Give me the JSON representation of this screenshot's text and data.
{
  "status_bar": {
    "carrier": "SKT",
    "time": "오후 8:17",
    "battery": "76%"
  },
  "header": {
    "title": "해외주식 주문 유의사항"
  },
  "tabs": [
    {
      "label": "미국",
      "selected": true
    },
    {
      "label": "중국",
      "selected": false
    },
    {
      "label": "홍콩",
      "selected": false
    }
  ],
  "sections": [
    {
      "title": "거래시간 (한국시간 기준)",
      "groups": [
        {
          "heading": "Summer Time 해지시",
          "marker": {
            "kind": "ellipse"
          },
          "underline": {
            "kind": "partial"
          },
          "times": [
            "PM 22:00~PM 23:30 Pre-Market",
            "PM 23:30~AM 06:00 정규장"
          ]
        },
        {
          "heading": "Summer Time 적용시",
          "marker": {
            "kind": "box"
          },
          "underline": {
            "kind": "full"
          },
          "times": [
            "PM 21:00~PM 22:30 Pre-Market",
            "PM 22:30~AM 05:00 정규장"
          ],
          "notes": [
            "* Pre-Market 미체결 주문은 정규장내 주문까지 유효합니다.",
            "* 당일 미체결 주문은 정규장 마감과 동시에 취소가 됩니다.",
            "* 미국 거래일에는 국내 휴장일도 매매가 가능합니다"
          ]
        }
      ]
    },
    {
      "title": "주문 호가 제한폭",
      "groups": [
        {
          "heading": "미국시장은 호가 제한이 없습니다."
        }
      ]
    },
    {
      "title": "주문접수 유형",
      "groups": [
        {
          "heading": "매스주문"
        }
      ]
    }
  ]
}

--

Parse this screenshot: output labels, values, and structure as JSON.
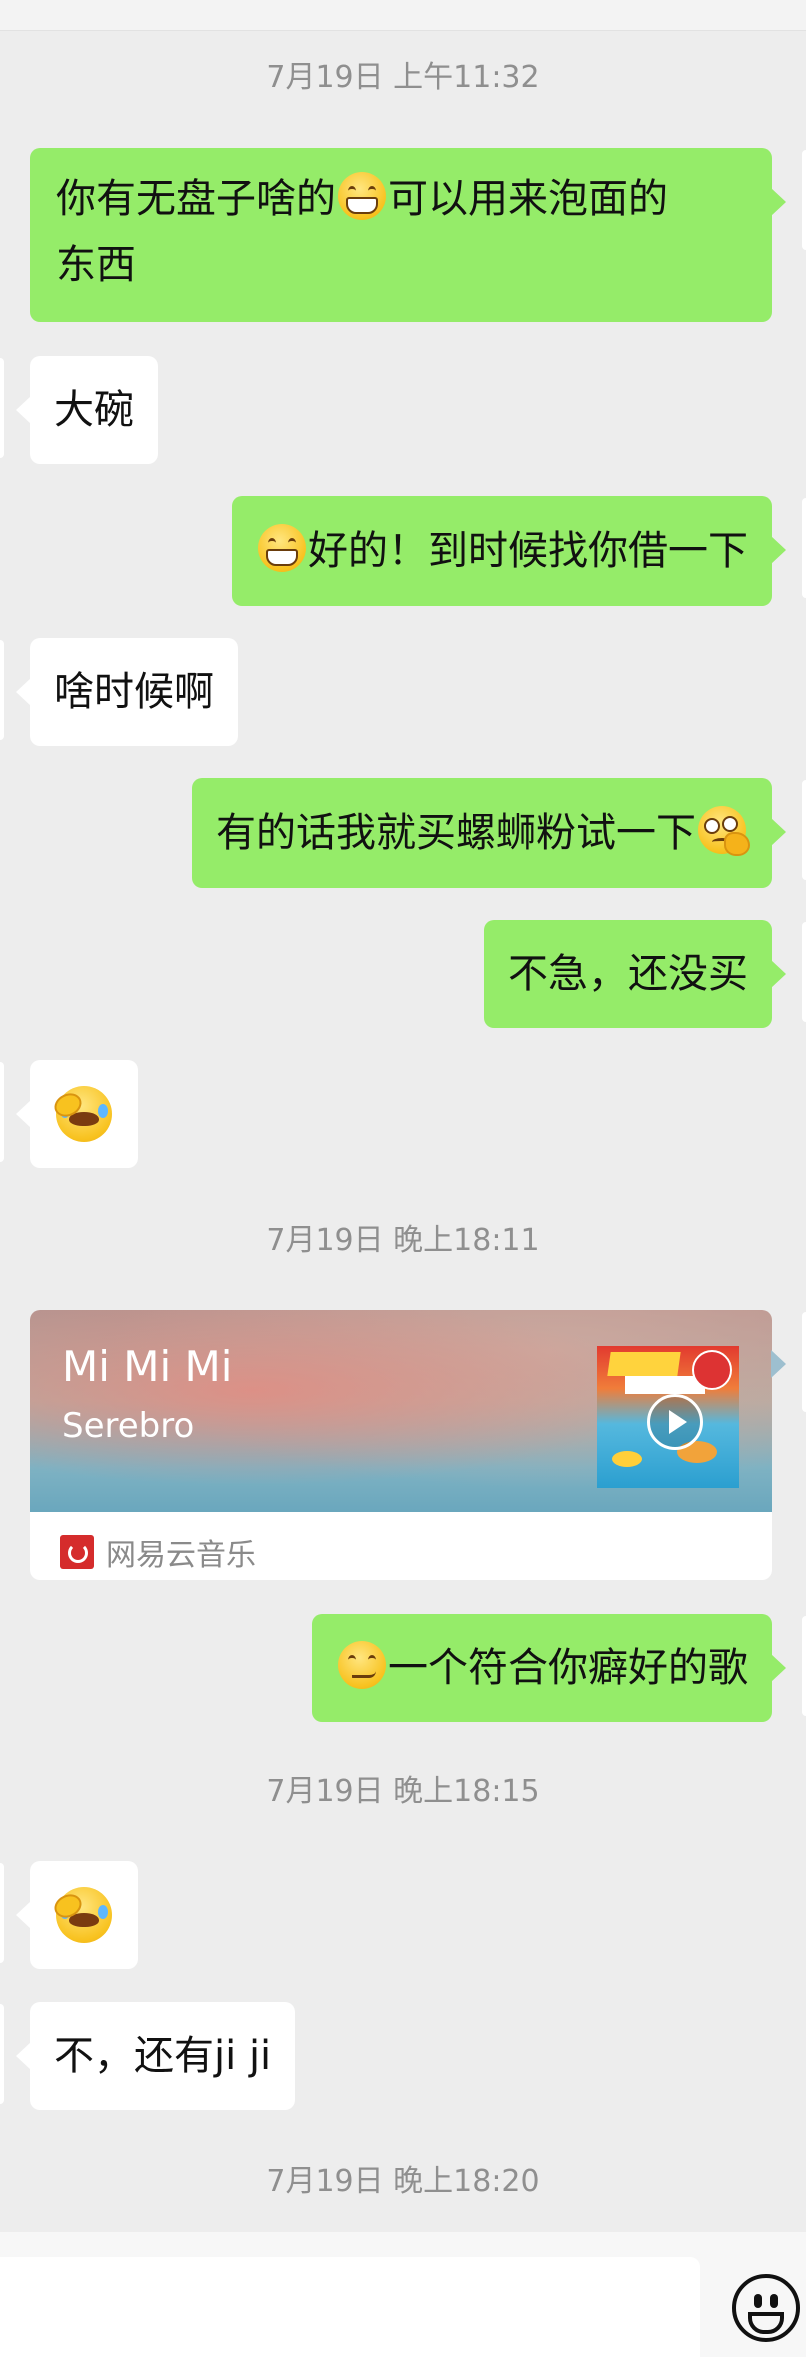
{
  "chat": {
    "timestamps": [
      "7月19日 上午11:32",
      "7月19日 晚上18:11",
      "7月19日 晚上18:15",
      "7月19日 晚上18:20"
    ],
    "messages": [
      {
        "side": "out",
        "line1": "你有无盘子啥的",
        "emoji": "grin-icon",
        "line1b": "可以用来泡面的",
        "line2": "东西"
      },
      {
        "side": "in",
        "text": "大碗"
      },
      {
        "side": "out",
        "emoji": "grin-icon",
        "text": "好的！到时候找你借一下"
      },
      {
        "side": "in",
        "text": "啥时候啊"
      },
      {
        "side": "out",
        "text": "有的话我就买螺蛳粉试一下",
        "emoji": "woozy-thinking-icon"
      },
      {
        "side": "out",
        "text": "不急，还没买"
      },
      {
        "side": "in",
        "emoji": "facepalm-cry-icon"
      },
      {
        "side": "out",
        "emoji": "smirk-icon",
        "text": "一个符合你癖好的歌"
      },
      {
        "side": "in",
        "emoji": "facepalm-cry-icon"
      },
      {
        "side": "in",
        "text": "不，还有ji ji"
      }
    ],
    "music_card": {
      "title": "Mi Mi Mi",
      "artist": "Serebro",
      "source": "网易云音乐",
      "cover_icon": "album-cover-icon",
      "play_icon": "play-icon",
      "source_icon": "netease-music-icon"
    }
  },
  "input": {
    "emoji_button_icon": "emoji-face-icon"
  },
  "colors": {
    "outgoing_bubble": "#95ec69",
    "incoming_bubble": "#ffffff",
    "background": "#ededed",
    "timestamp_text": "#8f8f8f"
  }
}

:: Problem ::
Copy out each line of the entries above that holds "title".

:: Output ::
    "title": "해외주식 주문 유의사항"
      "title": "거래시간 (한국시간 기준)",
      "title": "주문 호가 제한폭",
      "title": "주문접수 유형",
      "title": "Mi Mi Mi",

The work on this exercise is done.